An Evolutionary Approach to Policy Making for a Sustainable Built Environment
After twenty years of sustainable building policies, the issue of environmental impact of buildings and urban environments remains. Policy makers still have difficulties addressing the ambiguous, contested and dynamic goals encapsulated in the term ‘sustainable development’. How to decide between using zinc or PVC gutters, when knowledge and valuation of environmental risks of both keep changing? How can we accommodate urban growth, now that compact cities turn out to be urban heat islands? Greening governance identifies how policy makers can deal with these contested questions.

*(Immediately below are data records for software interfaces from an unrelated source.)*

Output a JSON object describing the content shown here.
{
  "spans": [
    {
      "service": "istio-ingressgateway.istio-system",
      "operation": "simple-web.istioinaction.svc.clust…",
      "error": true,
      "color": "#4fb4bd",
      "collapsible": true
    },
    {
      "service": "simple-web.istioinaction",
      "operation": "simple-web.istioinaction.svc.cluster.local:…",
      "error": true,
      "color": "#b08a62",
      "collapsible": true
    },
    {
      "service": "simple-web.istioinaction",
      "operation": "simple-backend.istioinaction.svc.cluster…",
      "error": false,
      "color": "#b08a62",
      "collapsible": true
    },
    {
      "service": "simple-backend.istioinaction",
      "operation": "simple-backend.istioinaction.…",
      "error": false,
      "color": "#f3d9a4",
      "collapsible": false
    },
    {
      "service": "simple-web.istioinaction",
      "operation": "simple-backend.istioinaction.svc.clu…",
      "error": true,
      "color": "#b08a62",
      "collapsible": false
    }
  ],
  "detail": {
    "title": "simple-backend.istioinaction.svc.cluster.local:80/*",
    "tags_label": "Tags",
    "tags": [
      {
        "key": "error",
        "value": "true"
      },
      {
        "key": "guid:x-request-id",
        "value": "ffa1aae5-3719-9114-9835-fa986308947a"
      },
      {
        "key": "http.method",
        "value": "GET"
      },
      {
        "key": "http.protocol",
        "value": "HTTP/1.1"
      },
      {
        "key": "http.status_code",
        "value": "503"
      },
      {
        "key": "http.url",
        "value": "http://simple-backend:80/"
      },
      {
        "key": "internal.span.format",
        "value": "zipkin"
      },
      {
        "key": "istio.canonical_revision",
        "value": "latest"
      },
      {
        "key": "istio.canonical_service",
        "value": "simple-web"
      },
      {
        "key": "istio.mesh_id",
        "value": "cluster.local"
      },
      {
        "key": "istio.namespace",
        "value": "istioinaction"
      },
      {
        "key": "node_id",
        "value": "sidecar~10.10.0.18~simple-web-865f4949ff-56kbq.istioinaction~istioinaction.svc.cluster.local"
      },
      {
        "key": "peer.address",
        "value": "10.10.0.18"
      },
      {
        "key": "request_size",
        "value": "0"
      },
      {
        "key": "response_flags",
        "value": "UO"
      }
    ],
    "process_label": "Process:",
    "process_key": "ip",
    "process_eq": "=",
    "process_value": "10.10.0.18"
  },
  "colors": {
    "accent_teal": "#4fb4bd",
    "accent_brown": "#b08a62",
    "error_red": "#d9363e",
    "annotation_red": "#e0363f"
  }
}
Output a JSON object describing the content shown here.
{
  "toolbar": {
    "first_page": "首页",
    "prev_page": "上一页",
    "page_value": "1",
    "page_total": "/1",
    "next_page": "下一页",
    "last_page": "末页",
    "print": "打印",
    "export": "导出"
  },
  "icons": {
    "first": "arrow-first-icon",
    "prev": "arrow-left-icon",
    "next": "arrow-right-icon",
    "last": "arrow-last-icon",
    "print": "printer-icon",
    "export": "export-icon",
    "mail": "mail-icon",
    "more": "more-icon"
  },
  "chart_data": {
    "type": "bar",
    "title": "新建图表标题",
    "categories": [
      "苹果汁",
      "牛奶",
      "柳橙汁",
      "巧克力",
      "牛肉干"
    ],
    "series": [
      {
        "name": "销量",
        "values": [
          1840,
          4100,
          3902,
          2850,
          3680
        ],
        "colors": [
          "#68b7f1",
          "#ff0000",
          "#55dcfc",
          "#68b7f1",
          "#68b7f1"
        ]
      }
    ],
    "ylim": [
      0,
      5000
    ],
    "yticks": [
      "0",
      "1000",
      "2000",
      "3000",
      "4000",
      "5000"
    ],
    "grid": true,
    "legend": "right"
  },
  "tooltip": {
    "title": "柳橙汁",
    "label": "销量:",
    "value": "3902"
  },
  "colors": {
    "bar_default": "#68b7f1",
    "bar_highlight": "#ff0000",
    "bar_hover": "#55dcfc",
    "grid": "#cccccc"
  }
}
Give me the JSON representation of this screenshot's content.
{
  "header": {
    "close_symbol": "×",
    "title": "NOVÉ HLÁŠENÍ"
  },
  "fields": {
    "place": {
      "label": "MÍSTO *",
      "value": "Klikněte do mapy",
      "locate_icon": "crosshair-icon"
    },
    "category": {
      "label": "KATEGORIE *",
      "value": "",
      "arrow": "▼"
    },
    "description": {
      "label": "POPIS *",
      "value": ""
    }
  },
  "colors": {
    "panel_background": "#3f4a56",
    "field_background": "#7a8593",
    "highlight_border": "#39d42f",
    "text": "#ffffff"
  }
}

The book draws on policy network theories that consider stakeholder interaction, negotiation and learning as conditions for policy success. By understanding these conditions from an evolutionary viewpoint it provides a new perspective for governance. The concepts of generative variety, selective retention and regeneration will help policy makers to prioritise and select contested alternatives while also focusing on more long term and ambitious policy goals. The book is of interest to policy makers and scientists concerned with both the practical and theoretical issues of sustainable built environments.